(Component data from apps and pages)
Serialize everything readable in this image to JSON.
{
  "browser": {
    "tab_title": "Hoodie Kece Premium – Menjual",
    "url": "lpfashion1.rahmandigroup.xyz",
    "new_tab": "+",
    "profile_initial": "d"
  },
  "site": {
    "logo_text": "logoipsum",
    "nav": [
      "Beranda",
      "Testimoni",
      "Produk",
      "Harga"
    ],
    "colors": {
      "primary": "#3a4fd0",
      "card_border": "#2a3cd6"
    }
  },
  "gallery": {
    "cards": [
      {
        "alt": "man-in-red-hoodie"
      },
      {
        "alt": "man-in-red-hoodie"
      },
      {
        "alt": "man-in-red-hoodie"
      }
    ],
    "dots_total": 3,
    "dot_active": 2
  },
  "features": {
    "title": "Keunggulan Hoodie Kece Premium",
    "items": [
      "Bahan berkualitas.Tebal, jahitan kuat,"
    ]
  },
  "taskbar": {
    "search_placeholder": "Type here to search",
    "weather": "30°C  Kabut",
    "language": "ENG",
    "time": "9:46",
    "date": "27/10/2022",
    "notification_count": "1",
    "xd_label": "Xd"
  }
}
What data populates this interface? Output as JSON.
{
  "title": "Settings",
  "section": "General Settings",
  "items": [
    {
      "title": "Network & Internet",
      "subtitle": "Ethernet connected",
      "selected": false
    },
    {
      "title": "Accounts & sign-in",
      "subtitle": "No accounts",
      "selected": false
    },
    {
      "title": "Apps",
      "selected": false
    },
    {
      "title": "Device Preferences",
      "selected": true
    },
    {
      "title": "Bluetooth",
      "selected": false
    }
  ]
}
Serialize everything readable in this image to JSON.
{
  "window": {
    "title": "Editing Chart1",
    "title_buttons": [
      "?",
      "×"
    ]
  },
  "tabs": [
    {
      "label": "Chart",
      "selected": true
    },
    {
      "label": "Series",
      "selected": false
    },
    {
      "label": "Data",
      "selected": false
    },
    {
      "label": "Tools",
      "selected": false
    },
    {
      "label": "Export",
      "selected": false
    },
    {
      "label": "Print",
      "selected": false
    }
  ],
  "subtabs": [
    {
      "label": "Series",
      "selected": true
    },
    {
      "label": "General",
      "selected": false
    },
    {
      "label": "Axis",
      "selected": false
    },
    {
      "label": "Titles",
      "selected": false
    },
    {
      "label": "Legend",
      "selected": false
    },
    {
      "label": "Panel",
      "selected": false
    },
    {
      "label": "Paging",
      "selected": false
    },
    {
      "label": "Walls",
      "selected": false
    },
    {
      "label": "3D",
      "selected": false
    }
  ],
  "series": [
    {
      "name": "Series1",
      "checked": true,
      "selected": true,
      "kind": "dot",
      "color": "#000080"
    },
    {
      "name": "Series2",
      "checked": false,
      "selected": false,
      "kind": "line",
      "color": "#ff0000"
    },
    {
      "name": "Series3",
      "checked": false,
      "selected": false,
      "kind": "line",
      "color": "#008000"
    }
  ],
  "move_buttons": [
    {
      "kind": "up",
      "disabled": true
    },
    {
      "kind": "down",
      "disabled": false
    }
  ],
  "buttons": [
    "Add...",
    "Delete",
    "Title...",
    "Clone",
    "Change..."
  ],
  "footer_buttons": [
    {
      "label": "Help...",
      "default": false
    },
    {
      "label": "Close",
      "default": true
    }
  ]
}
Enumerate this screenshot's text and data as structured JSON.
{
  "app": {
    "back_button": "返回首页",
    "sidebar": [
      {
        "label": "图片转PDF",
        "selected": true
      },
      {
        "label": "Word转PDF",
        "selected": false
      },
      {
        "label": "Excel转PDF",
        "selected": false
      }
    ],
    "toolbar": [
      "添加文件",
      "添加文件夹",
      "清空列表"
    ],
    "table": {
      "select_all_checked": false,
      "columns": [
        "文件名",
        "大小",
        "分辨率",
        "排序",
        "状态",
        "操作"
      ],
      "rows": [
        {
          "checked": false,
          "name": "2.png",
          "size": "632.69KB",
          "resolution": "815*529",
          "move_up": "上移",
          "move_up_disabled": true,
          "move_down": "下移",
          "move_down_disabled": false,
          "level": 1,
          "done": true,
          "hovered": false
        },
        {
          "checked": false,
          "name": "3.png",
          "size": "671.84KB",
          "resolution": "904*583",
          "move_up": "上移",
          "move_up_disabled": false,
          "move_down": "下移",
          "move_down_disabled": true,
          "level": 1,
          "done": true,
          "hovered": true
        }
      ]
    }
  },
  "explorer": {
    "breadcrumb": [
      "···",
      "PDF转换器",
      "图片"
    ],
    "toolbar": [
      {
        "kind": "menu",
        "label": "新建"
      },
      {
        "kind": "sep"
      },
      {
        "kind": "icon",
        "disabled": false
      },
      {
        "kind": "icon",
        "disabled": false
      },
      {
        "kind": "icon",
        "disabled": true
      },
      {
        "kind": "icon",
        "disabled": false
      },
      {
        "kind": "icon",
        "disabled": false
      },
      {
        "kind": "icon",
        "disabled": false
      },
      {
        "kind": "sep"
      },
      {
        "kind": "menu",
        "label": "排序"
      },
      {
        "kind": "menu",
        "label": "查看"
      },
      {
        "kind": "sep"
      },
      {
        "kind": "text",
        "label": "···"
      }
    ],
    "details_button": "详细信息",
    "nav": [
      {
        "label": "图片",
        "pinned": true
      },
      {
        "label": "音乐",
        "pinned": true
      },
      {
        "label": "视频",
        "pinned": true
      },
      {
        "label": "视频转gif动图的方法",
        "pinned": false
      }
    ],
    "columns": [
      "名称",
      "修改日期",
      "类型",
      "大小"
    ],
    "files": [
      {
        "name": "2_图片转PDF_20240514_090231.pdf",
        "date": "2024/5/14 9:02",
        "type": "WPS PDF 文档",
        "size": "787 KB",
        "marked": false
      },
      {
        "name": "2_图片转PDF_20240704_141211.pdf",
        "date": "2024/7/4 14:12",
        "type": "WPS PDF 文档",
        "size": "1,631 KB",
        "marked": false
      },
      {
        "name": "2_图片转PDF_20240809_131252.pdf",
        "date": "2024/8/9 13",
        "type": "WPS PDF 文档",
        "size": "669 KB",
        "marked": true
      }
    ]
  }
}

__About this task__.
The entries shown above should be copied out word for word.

__Result__.
Serialize everything readable in this image to JSON.
{
  "browser": {
    "tab_title": "Hoodie Kece Premium – Menjual",
    "url": "lpfashion1.rahmandigroup.xyz",
    "new_tab": "+",
    "profile_initial": "d"
  },
  "site": {
    "logo_text": "logoipsum",
    "nav": [
      "Beranda",
      "Testimoni",
      "Produk",
      "Harga"
    ],
    "colors": {
      "primary": "#3a4fd0",
      "card_border": "#2a3cd6"
    }
  },
  "gallery": {
    "cards": [
      {
        "alt": "man-in-red-hoodie"
      },
      {
        "alt": "man-in-red-hoodie"
      },
      {
        "alt": "man-in-red-hoodie"
      }
    ],
    "dots_total": 3,
    "dot_active": 2
  },
  "features": {
    "title": "Keunggulan Hoodie Kece Premium",
    "items": [
      "Bahan berkualitas.Tebal, jahitan kuat,"
    ]
  },
  "taskbar": {
    "search_placeholder": "Type here to search",
    "weather": "30°C  Kabut",
    "language": "ENG",
    "time": "9:46",
    "date": "27/10/2022",
    "notification_count": "1",
    "xd_label": "Xd"
  }
}
What data populates this interface? Output as JSON.
{
  "title": "Settings",
  "section": "General Settings",
  "items": [
    {
      "title": "Network & Internet",
      "subtitle": "Ethernet connected",
      "selected": false
    },
    {
      "title": "Accounts & sign-in",
      "subtitle": "No accounts",
      "selected": false
    },
    {
      "title": "Apps",
      "selected": false
    },
    {
      "title": "Device Preferences",
      "selected": true
    },
    {
      "title": "Bluetooth",
      "selected": false
    }
  ]
}
Serialize everything readable in this image to JSON.
{
  "window": {
    "title": "Editing Chart1",
    "title_buttons": [
      "?",
      "×"
    ]
  },
  "tabs": [
    {
      "label": "Chart",
      "selected": true
    },
    {
      "label": "Series",
      "selected": false
    },
    {
      "label": "Data",
      "selected": false
    },
    {
      "label": "Tools",
      "selected": false
    },
    {
      "label": "Export",
      "selected": false
    },
    {
      "label": "Print",
      "selected": false
    }
  ],
  "subtabs": [
    {
      "label": "Series",
      "selected": true
    },
    {
      "label": "General",
      "selected": false
    },
    {
      "label": "Axis",
      "selected": false
    },
    {
      "label": "Titles",
      "selected": false
    },
    {
      "label": "Legend",
      "selected": false
    },
    {
      "label": "Panel",
      "selected": false
    },
    {
      "label": "Paging",
      "selected": false
    },
    {
      "label": "Walls",
      "selected": false
    },
    {
      "label": "3D",
      "selected": false
    }
  ],
  "series": [
    {
      "name": "Series1",
      "checked": true,
      "selected": true,
      "kind": "dot",
      "color": "#000080"
    },
    {
      "name": "Series2",
      "checked": false,
      "selected": false,
      "kind": "line",
      "color": "#ff0000"
    },
    {
      "name": "Series3",
      "checked": false,
      "selected": false,
      "kind": "line",
      "color": "#008000"
    }
  ],
  "move_buttons": [
    {
      "kind": "up",
      "disabled": true
    },
    {
      "kind": "down",
      "disabled": false
    }
  ],
  "buttons": [
    "Add...",
    "Delete",
    "Title...",
    "Clone",
    "Change..."
  ],
  "footer_buttons": [
    {
      "label": "Help...",
      "default": false
    },
    {
      "label": "Close",
      "default": true
    }
  ]
}
Enumerate this screenshot's text and data as structured JSON.
{
  "app": {
    "back_button": "返回首页",
    "sidebar": [
      {
        "label": "图片转PDF",
        "selected": true
      },
      {
        "label": "Word转PDF",
        "selected": false
      },
      {
        "label": "Excel转PDF",
        "selected": false
      }
    ],
    "toolbar": [
      "添加文件",
      "添加文件夹",
      "清空列表"
    ],
    "table": {
      "select_all_checked": false,
      "columns": [
        "文件名",
        "大小",
        "分辨率",
        "排序",
        "状态",
        "操作"
      ],
      "rows": [
        {
          "checked": false,
          "name": "2.png",
          "size": "632.69KB",
          "resolution": "815*529",
          "move_up": "上移",
          "move_up_disabled": true,
          "move_down": "下移",
          "move_down_disabled": false,
          "level": 1,
          "done": true,
          "hovered": false
        },
        {
          "checked": false,
          "name": "3.png",
          "size": "671.84KB",
          "resolution": "904*583",
          "move_up": "上移",
          "move_up_disabled": false,
          "move_down": "下移",
          "move_down_disabled": true,
          "level": 1,
          "done": true,
          "hovered": true
        }
      ]
    }
  },
  "explorer": {
    "breadcrumb": [
      "···",
      "PDF转换器",
      "图片"
    ],
    "toolbar": [
      {
        "kind": "menu",
        "label": "新建"
      },
      {
        "kind": "sep"
      },
      {
        "kind": "icon",
        "disabled": false
      },
      {
        "kind": "icon",
        "disabled": false
      },
      {
        "kind": "icon",
        "disabled": true
      },
      {
        "kind": "icon",
        "disabled": false
      },
      {
        "kind": "icon",
        "disabled": false
      },
      {
        "kind": "icon",
        "disabled": false
      },
      {
        "kind": "sep"
      },
      {
        "kind": "menu",
        "label": "排序"
      },
      {
        "kind": "menu",
        "label": "查看"
      },
      {
        "kind": "sep"
      },
      {
        "kind": "text",
        "label": "···"
      }
    ],
    "details_button": "详细信息",
    "nav": [
      {
        "label": "图片",
        "pinned": true
      },
      {
        "label": "音乐",
        "pinned": true
      },
      {
        "label": "视频",
        "pinned": true
      },
      {
        "label": "视频转gif动图的方法",
        "pinned": false
      }
    ],
    "columns": [
      "名称",
      "修改日期",
      "类型",
      "大小"
    ],
    "files": [
      {
        "name": "2_图片转PDF_20240514_090231.pdf",
        "date": "2024/5/14 9:02",
        "type": "WPS PDF 文档",
        "size": "787 KB",
        "marked": false
      },
      {
        "name": "2_图片转PDF_20240704_141211.pdf",
        "date": "2024/7/4 14:12",
        "type": "WPS PDF 文档",
        "size": "1,631 KB",
        "marked": false
      },
      {
        "name": "2_图片转PDF_20240809_131252.pdf",
        "date": "2024/8/9 13",
        "type": "WPS PDF 文档",
        "size": "669 KB",
        "marked": true
      }
    ]
  }
}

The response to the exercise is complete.